- External economic conditions are changing fast, and require close attention or opportunities will be overlooked and challenges ignored. This is happening just when search firms are turning inward to address their own challenges. Search firms are attempting massive change to their internal culture and workflows on the fly. And while their employees are frantically developing band-aid workarounds, many organizations lack leaders who can architect new systems and processes.
- Once search firm leaders come to grips with the depth and nature of the digital divide, they can begin the long, slow, grueling work of rethinking how to deliver value to their clients and the organizational capabilities they will need to deliver it. They will need to review their organizational structure, the internal roles and responsibilities, the competencies required for each team, the internal workflows, and the external interfaces. As they forego face-to-face interviews, they will need to support their clients with a more evidence-based approach to hiring. Then they can begin to select and deploy collaboration tools and process automation approaches to become more nimble. (This is a good template to follow.)
In the sales-driven culture of executive search, few firms have attracted internal leaders with the ability to lead these types of initiatives.
The Path Forward Will Be Painful For Many Search Firms
It's now obvious that too many search firms relied far too heavily on face-to-face interviewing to create value when much better approaches were in plain sight. The ripple effects of that decision will be painful:
- As a result of that choice, search firms invested too heavily in pricey real estate to create the “right image” for their interviews.
- And as a result of that decision, typical retainer fees crept up over 30% of annual salary, which in turn required very highly paid search consultants to justify the fees.
- Now most search firms are saddled with the full expense of that outdated approach, no ability to deliver it during the next year or so, and clients who will be unwilling to pay for those past decisions.
Additional reading can be found in our Resource Library, including:
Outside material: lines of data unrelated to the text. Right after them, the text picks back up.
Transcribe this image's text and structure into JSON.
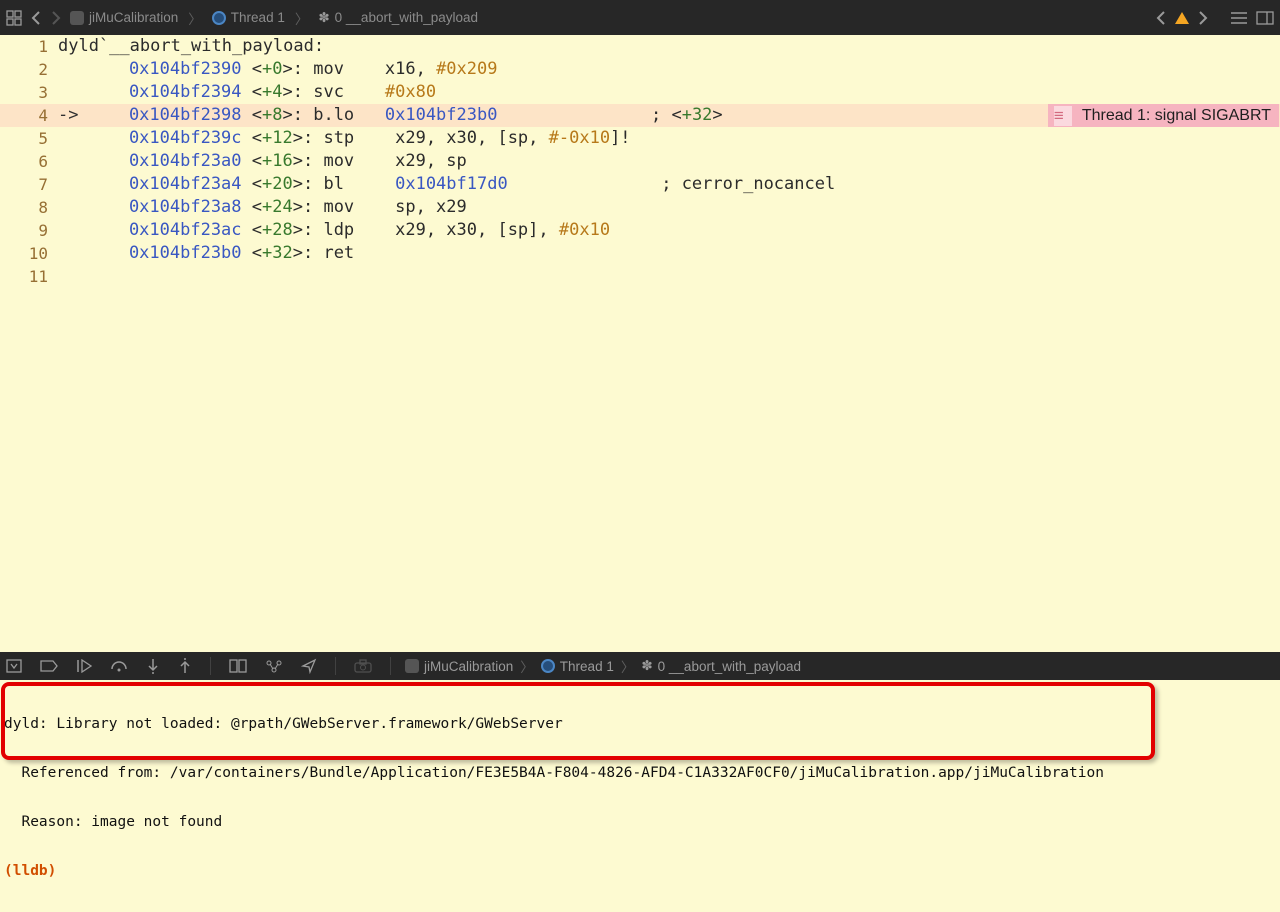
{
  "nav": {
    "crumbs": [
      {
        "icon": "app",
        "label": "jiMuCalibration"
      },
      {
        "icon": "thread",
        "label": "Thread 1"
      },
      {
        "icon": "frame",
        "label": "0 __abort_with_payload"
      }
    ]
  },
  "error_badge": "Thread 1: signal SIGABRT",
  "asm": {
    "header": "dyld`__abort_with_payload:",
    "current_idx": 2,
    "lines": [
      {
        "n": 1,
        "kind": "header"
      },
      {
        "n": 2,
        "addr": "0x104bf2390",
        "off": "+0",
        "mn": "mov",
        "ops": "x16, ",
        "imm": "#0x209"
      },
      {
        "n": 3,
        "addr": "0x104bf2394",
        "off": "+4",
        "mn": "svc",
        "ops": "",
        "imm": "#0x80"
      },
      {
        "n": 4,
        "addr": "0x104bf2398",
        "off": "+8",
        "mn": "b.lo",
        "target": "0x104bf23b0",
        "cm": "; <",
        "cmoff": "+32",
        "cm2": ">"
      },
      {
        "n": 5,
        "addr": "0x104bf239c",
        "off": "+12",
        "mn": "stp",
        "ops": "x29, x30, [sp, ",
        "imm": "#-0x10",
        "tail": "]!"
      },
      {
        "n": 6,
        "addr": "0x104bf23a0",
        "off": "+16",
        "mn": "mov",
        "ops": "x29, sp"
      },
      {
        "n": 7,
        "addr": "0x104bf23a4",
        "off": "+20",
        "mn": "bl",
        "target": "0x104bf17d0",
        "cm": "; cerror_nocancel"
      },
      {
        "n": 8,
        "addr": "0x104bf23a8",
        "off": "+24",
        "mn": "mov",
        "ops": "sp, x29"
      },
      {
        "n": 9,
        "addr": "0x104bf23ac",
        "off": "+28",
        "mn": "ldp",
        "ops": "x29, x30, [sp], ",
        "imm": "#0x10"
      },
      {
        "n": 10,
        "addr": "0x104bf23b0",
        "off": "+32",
        "mn": "ret"
      },
      {
        "n": 11
      }
    ]
  },
  "dbgbar": {
    "crumbs": [
      {
        "icon": "app",
        "label": "jiMuCalibration"
      },
      {
        "icon": "thread",
        "label": "Thread 1"
      },
      {
        "icon": "frame",
        "label": "0 __abort_with_payload"
      }
    ]
  },
  "console": {
    "l1": "dyld: Library not loaded: @rpath/GWebServer.framework/GWebServer",
    "l2": "  Referenced from: /var/containers/Bundle/Application/FE3E5B4A-F804-4826-AFD4-C1A332AF0CF0/jiMuCalibration.app/jiMuCalibration",
    "l3": "  Reason: image not found",
    "prompt": "(lldb) "
  }
}
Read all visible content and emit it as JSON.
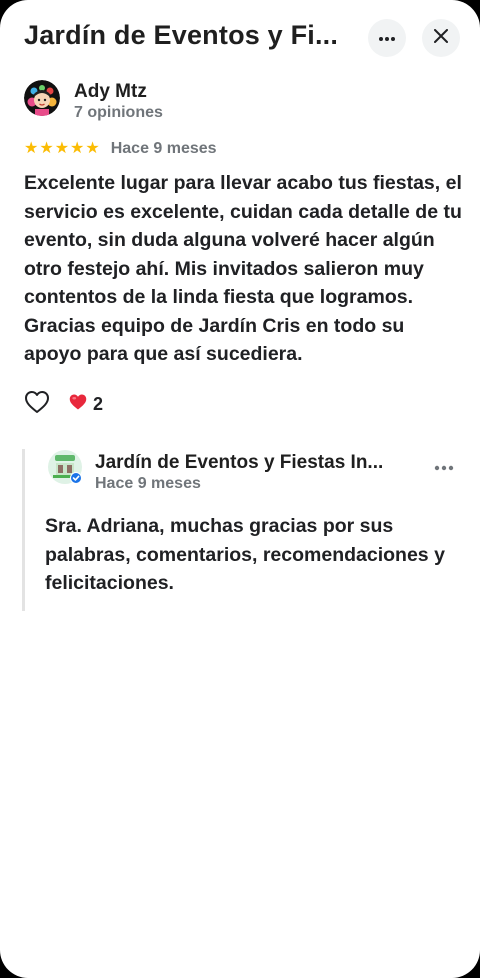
{
  "header": {
    "title": "Jardín de Eventos y Fi...",
    "more_icon": "more-horizontal-icon",
    "close_icon": "close-icon"
  },
  "review": {
    "reviewer_name": "Ady Mtz",
    "reviewer_reviews": "7 opiniones",
    "rating": 5,
    "stars": [
      "★",
      "★",
      "★",
      "★",
      "★"
    ],
    "time": "Hace 9 meses",
    "text": "Excelente lugar para llevar acabo tus fiestas, el servicio es excelente, cuidan cada detalle de tu evento, sin duda alguna volveré hacer algún otro festejo ahí. Mis invitados salieron muy contentos de la linda fiesta que logramos. Gracias equipo de Jardín Cris en todo su apoyo para que así sucediera.",
    "like_icon": "heart-outline-icon",
    "reaction_icon": "red-heart-icon",
    "reaction_count": "2"
  },
  "owner_reply": {
    "name": "Jardín de Eventos y Fiestas In...",
    "time": "Hace 9 meses",
    "text": "Sra. Adriana, muchas gracias por sus palabras, comentarios, recomendaciones y felicitaciones."
  },
  "colors": {
    "star": "#fbbc04",
    "heart": "#e8283c",
    "verified": "#1a73e8",
    "secondary_text": "#70757a"
  }
}
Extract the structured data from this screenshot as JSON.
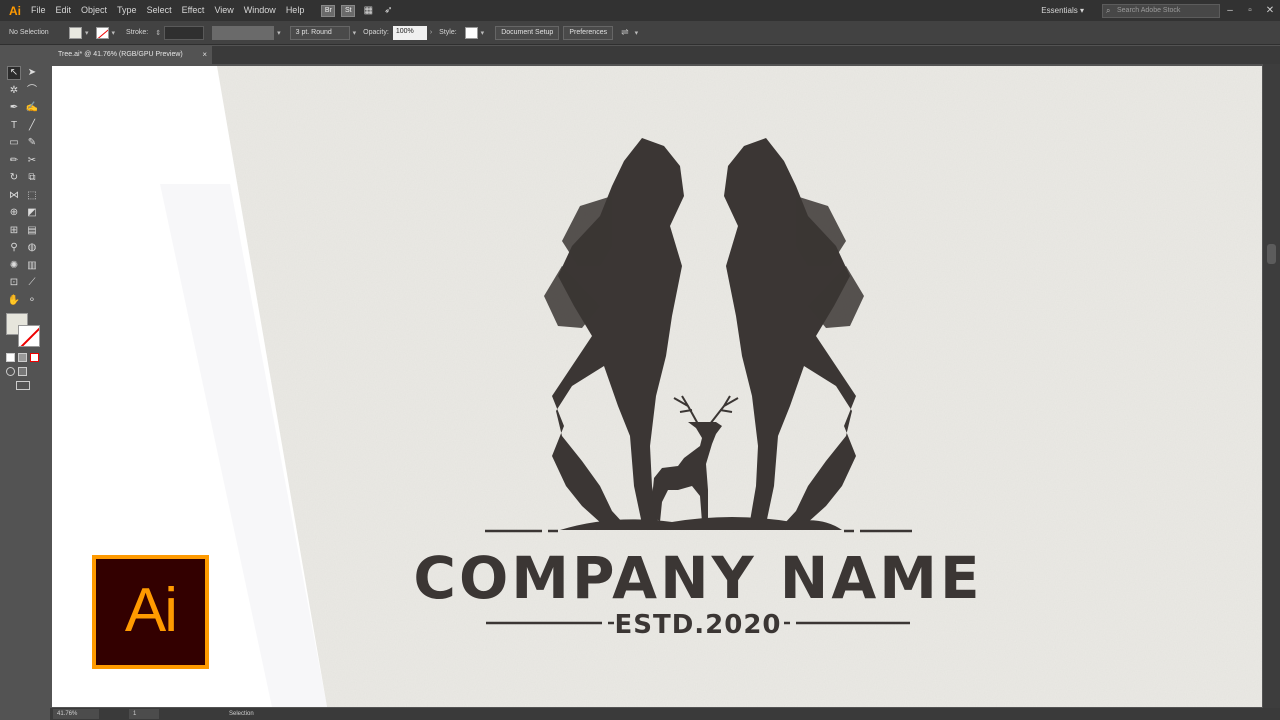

- A Guide for Search Committees
- The Case for Evidence-Based InterviewingTM
- How to Evaluate a Potential Recruiting Firm
- The Staffing Advisors Employer Guide to Interviewing